§ Your assignment
Find every line in the records below that contains the word "this", and copy each such line.

(Supplied entries Opens)

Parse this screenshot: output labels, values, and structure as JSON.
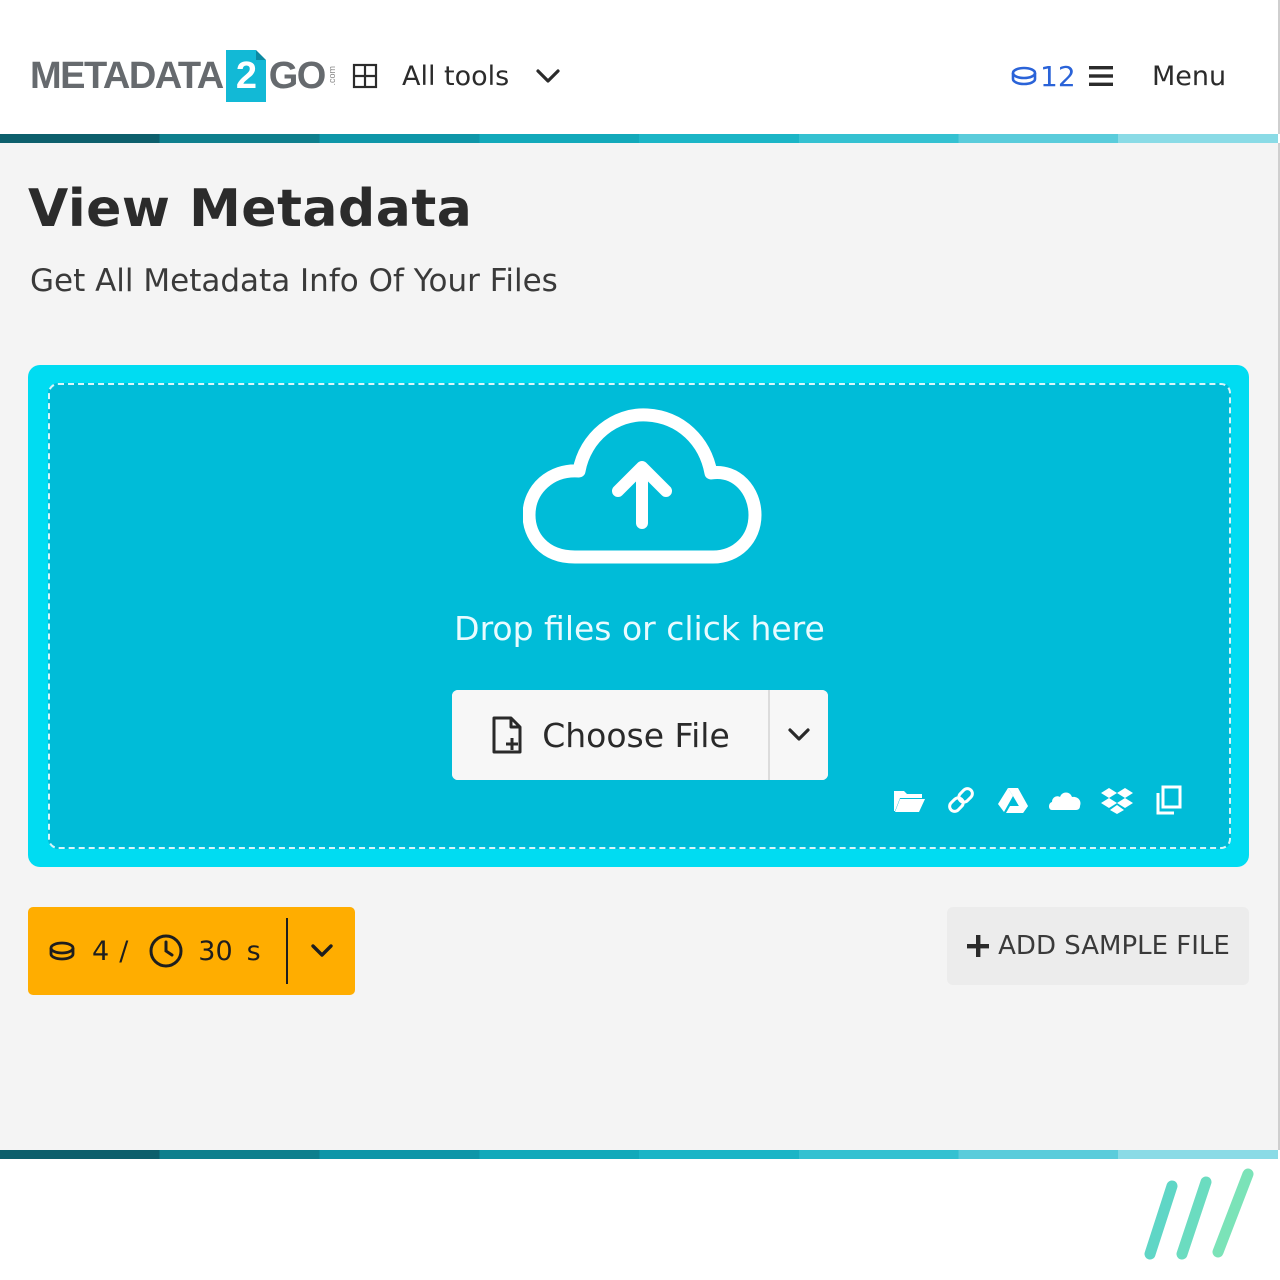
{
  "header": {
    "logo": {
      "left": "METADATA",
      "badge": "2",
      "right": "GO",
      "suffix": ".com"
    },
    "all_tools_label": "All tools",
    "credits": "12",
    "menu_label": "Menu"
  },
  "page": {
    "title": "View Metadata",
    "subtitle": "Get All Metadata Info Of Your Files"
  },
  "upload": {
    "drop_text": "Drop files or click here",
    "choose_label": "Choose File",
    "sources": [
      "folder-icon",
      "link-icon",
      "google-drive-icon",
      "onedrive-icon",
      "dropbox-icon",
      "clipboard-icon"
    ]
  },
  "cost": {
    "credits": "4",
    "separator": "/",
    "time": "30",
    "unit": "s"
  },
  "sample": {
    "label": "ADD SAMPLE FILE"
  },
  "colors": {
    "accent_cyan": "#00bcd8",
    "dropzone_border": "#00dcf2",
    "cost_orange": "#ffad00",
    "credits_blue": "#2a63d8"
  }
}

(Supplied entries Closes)
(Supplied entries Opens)

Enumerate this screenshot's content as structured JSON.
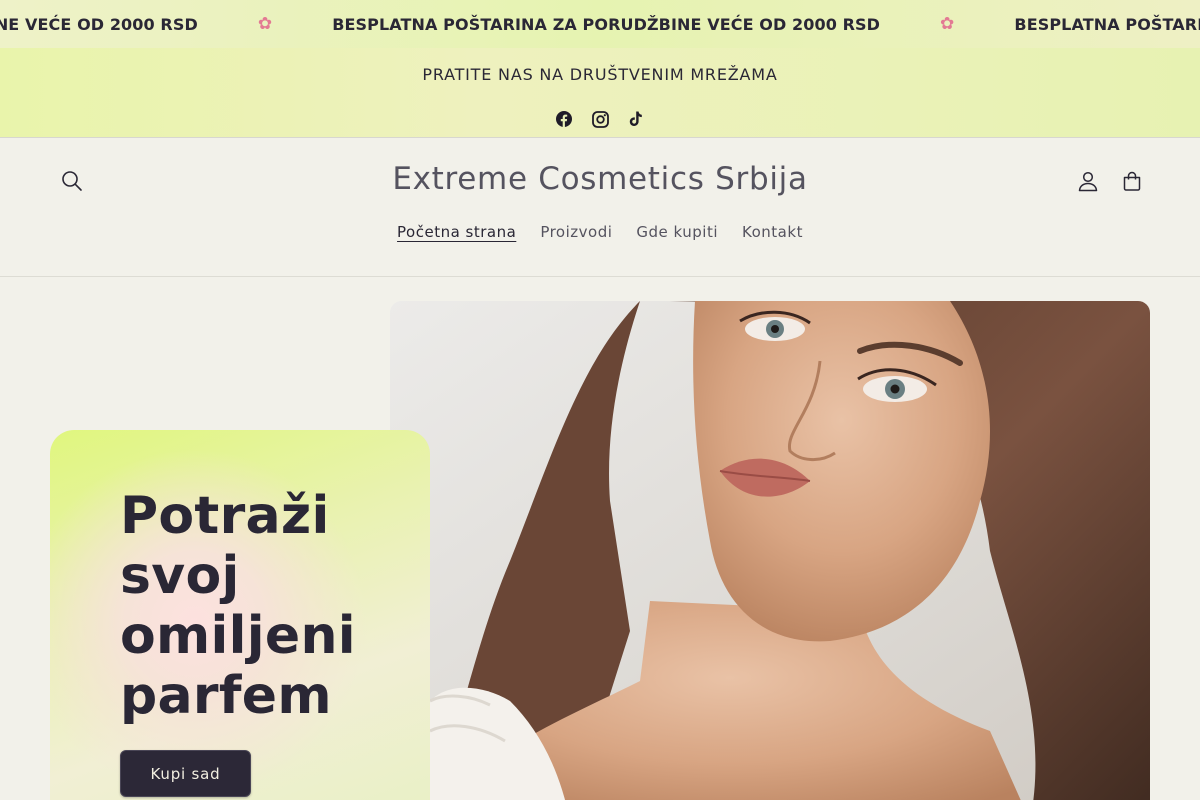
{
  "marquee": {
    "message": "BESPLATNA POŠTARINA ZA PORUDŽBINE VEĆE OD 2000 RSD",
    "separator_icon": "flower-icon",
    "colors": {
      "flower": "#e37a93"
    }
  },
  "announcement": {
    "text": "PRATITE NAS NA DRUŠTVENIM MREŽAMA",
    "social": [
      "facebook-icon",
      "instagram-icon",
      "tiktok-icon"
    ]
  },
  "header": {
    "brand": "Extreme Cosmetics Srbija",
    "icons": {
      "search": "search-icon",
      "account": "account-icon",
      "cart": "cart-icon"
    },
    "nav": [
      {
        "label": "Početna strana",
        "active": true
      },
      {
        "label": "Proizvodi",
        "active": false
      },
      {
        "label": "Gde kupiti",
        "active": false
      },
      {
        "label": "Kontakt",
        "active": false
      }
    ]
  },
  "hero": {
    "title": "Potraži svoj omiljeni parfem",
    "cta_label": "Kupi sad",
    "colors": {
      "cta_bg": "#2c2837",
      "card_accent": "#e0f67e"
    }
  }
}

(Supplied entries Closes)

§ Response to the task
Parse this screenshot: output labels, values, and structure as JSON.
Enumerate this screenshot's content as structured JSON.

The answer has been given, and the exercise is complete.